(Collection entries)
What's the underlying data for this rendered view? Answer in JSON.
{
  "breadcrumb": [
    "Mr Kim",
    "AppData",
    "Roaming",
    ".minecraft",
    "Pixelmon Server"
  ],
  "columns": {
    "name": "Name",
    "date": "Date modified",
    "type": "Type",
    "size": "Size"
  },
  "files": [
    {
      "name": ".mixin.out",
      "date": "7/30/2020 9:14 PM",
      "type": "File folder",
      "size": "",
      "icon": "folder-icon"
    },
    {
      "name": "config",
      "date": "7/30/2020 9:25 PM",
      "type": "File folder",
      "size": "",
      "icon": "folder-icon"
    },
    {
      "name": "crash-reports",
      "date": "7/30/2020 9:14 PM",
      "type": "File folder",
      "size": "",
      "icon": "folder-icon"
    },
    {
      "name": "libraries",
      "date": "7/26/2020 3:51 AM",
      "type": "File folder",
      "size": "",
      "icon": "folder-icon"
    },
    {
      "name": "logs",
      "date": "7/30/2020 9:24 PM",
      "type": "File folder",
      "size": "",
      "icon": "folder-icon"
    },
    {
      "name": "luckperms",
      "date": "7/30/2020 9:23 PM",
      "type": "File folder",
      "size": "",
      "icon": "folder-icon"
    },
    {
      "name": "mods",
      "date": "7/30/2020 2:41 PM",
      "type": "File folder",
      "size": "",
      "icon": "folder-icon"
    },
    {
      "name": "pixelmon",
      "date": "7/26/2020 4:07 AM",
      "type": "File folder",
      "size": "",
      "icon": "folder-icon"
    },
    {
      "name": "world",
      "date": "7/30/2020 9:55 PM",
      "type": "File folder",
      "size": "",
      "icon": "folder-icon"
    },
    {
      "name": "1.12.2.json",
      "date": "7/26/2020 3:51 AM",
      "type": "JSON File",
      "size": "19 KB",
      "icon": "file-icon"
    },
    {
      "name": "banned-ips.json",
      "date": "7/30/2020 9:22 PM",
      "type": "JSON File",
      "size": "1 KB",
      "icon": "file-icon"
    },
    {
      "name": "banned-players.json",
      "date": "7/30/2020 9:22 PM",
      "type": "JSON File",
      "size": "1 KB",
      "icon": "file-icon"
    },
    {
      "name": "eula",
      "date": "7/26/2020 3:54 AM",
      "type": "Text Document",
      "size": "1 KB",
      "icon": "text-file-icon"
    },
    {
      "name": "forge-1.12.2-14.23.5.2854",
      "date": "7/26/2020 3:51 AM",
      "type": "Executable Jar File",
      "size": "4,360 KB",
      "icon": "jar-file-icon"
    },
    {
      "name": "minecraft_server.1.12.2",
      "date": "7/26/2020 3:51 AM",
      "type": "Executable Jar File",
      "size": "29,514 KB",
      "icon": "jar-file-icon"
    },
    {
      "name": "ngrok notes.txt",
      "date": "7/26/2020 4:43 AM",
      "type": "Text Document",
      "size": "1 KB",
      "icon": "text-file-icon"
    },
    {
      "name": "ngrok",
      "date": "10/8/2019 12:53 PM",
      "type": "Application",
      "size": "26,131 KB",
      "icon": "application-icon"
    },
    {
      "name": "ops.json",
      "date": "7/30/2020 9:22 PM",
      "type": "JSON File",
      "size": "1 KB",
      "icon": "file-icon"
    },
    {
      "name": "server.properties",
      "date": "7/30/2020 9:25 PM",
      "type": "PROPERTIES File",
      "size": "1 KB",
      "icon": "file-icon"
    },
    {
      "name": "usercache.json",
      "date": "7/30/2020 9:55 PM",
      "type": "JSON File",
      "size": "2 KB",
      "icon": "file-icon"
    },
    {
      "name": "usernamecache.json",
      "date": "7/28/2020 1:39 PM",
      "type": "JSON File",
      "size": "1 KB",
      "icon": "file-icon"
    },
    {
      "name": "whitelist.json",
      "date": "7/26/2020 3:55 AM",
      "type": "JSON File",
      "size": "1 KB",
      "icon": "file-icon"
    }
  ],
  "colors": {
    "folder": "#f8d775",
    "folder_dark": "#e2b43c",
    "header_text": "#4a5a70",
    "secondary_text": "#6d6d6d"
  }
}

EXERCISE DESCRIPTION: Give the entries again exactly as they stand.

EXERCISE RESPONSE:
What's the underlying data for this rendered view? Answer in JSON.
{
  "breadcrumb": [
    "Mr Kim",
    "AppData",
    "Roaming",
    ".minecraft",
    "Pixelmon Server"
  ],
  "columns": {
    "name": "Name",
    "date": "Date modified",
    "type": "Type",
    "size": "Size"
  },
  "files": [
    {
      "name": ".mixin.out",
      "date": "7/30/2020 9:14 PM",
      "type": "File folder",
      "size": "",
      "icon": "folder-icon"
    },
    {
      "name": "config",
      "date": "7/30/2020 9:25 PM",
      "type": "File folder",
      "size": "",
      "icon": "folder-icon"
    },
    {
      "name": "crash-reports",
      "date": "7/30/2020 9:14 PM",
      "type": "File folder",
      "size": "",
      "icon": "folder-icon"
    },
    {
      "name": "libraries",
      "date": "7/26/2020 3:51 AM",
      "type": "File folder",
      "size": "",
      "icon": "folder-icon"
    },
    {
      "name": "logs",
      "date": "7/30/2020 9:24 PM",
      "type": "File folder",
      "size": "",
      "icon": "folder-icon"
    },
    {
      "name": "luckperms",
      "date": "7/30/2020 9:23 PM",
      "type": "File folder",
      "size": "",
      "icon": "folder-icon"
    },
    {
      "name": "mods",
      "date": "7/30/2020 2:41 PM",
      "type": "File folder",
      "size": "",
      "icon": "folder-icon"
    },
    {
      "name": "pixelmon",
      "date": "7/26/2020 4:07 AM",
      "type": "File folder",
      "size": "",
      "icon": "folder-icon"
    },
    {
      "name": "world",
      "date": "7/30/2020 9:55 PM",
      "type": "File folder",
      "size": "",
      "icon": "folder-icon"
    },
    {
      "name": "1.12.2.json",
      "date": "7/26/2020 3:51 AM",
      "type": "JSON File",
      "size": "19 KB",
      "icon": "file-icon"
    },
    {
      "name": "banned-ips.json",
      "date": "7/30/2020 9:22 PM",
      "type": "JSON File",
      "size": "1 KB",
      "icon": "file-icon"
    },
    {
      "name": "banned-players.json",
      "date": "7/30/2020 9:22 PM",
      "type": "JSON File",
      "size": "1 KB",
      "icon": "file-icon"
    },
    {
      "name": "eula",
      "date": "7/26/2020 3:54 AM",
      "type": "Text Document",
      "size": "1 KB",
      "icon": "text-file-icon"
    },
    {
      "name": "forge-1.12.2-14.23.5.2854",
      "date": "7/26/2020 3:51 AM",
      "type": "Executable Jar File",
      "size": "4,360 KB",
      "icon": "jar-file-icon"
    },
    {
      "name": "minecraft_server.1.12.2",
      "date": "7/26/2020 3:51 AM",
      "type": "Executable Jar File",
      "size": "29,514 KB",
      "icon": "jar-file-icon"
    },
    {
      "name": "ngrok notes.txt",
      "date": "7/26/2020 4:43 AM",
      "type": "Text Document",
      "size": "1 KB",
      "icon": "text-file-icon"
    },
    {
      "name": "ngrok",
      "date": "10/8/2019 12:53 PM",
      "type": "Application",
      "size": "26,131 KB",
      "icon": "application-icon"
    },
    {
      "name": "ops.json",
      "date": "7/30/2020 9:22 PM",
      "type": "JSON File",
      "size": "1 KB",
      "icon": "file-icon"
    },
    {
      "name": "server.properties",
      "date": "7/30/2020 9:25 PM",
      "type": "PROPERTIES File",
      "size": "1 KB",
      "icon": "file-icon"
    },
    {
      "name": "usercache.json",
      "date": "7/30/2020 9:55 PM",
      "type": "JSON File",
      "size": "2 KB",
      "icon": "file-icon"
    },
    {
      "name": "usernamecache.json",
      "date": "7/28/2020 1:39 PM",
      "type": "JSON File",
      "size": "1 KB",
      "icon": "file-icon"
    },
    {
      "name": "whitelist.json",
      "date": "7/26/2020 3:55 AM",
      "type": "JSON File",
      "size": "1 KB",
      "icon": "file-icon"
    }
  ],
  "colors": {
    "folder": "#f8d775",
    "folder_dark": "#e2b43c",
    "header_text": "#4a5a70",
    "secondary_text": "#6d6d6d"
  }
}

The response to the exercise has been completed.